In recent years, Brooklyn’s defining characteristic has increasingly become the class warfare that has spread, epidemic-like, from the East River towards the ocean. The battles, both brutal and bittersweet, are fought out one cheese shop, exposed lightbulb-lit wine store and frozen yogurt joint at a time. The middle-class displaces the low-income and delights, in the brief window before they themselves are pushed out by the rapidly-escalating rents, in the surge of bars and restaurants, organic groceries and quirky boutiques that follow in their wake.
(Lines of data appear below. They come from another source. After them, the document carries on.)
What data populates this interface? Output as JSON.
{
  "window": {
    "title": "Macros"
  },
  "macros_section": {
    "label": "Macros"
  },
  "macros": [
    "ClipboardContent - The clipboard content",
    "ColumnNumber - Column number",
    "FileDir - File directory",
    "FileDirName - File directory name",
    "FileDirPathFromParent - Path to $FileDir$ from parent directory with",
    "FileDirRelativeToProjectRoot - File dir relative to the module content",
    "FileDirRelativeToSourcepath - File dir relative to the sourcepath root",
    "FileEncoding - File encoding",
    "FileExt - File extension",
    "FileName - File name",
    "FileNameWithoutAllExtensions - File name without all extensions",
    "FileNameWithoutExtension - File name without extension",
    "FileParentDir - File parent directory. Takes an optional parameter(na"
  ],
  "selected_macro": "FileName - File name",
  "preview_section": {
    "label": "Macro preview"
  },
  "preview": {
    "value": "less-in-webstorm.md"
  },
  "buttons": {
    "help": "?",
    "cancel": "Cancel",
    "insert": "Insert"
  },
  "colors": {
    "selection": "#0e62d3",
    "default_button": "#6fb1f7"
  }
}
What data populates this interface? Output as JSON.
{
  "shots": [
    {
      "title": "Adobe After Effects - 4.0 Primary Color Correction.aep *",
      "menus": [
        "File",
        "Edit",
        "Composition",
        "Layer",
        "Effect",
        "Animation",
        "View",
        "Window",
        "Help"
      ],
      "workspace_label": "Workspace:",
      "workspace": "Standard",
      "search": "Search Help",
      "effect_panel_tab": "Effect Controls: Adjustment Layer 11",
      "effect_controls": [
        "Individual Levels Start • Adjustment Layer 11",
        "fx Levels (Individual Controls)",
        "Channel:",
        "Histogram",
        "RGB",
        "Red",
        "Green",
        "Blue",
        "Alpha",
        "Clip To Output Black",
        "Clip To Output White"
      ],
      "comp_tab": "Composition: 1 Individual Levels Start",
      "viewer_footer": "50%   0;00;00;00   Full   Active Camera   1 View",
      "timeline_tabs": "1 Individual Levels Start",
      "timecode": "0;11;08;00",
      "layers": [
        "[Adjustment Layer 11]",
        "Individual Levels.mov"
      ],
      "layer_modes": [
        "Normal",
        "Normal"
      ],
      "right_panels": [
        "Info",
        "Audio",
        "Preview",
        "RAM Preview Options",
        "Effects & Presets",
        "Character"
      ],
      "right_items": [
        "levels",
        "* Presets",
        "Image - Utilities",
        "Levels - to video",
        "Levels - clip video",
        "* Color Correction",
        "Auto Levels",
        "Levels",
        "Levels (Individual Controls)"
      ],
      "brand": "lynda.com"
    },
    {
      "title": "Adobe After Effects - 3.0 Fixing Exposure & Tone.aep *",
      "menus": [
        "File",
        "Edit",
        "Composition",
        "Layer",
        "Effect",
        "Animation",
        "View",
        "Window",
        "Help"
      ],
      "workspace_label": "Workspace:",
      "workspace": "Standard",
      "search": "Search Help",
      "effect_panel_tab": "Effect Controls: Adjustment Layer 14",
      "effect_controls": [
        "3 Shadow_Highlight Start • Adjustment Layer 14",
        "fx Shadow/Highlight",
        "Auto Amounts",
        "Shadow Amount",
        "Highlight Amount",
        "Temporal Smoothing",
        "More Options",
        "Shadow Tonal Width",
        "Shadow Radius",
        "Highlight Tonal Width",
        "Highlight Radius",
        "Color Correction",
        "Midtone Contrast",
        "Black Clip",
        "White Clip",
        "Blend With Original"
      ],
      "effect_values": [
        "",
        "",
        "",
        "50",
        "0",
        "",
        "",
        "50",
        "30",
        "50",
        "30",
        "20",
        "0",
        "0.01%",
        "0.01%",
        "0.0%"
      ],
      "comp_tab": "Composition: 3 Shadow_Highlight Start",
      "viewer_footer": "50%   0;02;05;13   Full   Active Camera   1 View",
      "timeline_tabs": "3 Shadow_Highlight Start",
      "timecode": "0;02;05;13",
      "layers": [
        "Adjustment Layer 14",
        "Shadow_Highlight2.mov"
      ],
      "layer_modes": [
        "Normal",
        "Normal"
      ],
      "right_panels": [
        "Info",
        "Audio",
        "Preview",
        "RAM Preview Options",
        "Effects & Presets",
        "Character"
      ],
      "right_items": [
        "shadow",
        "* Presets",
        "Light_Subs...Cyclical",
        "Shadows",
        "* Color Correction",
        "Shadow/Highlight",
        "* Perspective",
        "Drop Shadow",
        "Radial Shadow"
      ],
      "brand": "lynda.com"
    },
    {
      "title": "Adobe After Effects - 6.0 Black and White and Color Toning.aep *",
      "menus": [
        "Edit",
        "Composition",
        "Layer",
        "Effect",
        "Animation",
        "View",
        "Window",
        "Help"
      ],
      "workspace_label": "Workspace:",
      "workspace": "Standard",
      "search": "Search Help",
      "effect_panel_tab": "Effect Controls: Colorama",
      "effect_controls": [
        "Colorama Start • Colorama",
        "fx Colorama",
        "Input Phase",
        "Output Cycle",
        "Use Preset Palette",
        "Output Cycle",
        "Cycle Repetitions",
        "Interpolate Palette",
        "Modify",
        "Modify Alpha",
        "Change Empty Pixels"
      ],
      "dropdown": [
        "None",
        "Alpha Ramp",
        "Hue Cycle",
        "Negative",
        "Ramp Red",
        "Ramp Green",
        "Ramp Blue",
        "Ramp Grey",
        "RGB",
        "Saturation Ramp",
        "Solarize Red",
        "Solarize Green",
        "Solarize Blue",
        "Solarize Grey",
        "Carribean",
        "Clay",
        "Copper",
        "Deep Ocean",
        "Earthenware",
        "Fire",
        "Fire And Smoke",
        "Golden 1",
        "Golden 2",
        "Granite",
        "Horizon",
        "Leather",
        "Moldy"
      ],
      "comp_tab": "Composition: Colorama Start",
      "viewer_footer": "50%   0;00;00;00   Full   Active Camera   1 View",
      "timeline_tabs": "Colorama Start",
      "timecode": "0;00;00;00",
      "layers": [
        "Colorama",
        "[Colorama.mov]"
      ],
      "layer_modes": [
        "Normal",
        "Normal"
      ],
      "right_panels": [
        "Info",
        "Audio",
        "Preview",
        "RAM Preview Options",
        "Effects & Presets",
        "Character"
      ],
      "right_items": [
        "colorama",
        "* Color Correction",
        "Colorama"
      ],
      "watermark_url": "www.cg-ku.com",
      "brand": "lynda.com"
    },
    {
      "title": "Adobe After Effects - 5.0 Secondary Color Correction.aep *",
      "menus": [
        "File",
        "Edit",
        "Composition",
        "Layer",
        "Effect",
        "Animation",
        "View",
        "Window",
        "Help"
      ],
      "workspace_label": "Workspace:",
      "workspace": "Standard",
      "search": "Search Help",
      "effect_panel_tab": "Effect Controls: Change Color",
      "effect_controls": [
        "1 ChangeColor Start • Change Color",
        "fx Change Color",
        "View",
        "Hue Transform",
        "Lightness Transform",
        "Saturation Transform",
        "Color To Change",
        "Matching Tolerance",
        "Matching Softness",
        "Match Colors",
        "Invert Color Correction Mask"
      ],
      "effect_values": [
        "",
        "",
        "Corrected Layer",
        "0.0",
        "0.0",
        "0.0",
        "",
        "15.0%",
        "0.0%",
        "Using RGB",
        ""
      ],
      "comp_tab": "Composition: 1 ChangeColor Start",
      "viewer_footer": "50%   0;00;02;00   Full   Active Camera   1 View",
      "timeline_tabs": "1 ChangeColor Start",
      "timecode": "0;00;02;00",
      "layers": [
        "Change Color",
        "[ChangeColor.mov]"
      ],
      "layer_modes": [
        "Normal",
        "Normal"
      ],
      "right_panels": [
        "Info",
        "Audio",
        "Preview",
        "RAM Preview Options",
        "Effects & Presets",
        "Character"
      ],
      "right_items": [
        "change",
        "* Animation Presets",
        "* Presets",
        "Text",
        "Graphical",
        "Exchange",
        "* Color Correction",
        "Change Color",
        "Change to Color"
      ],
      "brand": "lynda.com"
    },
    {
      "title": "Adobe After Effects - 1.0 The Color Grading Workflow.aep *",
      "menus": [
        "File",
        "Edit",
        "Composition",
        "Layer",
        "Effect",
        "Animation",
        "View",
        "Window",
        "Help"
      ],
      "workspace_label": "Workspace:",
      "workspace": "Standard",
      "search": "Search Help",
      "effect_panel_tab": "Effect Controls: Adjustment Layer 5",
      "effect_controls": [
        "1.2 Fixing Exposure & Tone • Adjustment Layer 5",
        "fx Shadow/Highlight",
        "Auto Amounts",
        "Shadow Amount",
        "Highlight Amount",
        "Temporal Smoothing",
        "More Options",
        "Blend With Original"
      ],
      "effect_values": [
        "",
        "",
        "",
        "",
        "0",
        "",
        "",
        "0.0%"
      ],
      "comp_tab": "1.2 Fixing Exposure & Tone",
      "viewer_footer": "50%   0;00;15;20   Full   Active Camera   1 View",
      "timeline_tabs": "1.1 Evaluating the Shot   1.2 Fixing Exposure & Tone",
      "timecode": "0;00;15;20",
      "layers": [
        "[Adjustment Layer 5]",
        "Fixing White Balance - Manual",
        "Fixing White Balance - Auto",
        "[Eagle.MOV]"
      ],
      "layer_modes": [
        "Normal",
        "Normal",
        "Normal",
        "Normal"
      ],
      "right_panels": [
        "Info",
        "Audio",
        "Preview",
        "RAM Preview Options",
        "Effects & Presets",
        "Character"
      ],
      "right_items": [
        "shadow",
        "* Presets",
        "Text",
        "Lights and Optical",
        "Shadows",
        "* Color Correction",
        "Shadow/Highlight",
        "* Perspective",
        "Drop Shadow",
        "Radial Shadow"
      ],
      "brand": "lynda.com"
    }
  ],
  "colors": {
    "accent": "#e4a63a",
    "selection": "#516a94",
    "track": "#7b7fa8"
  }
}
Once they move on, the cycle repeats, and another community tries to square the undeniable advantages that money brings (more grocery stores, safer streets, better schools), with the fact that staying around to enjoy them will prove increasingly difficult. Read More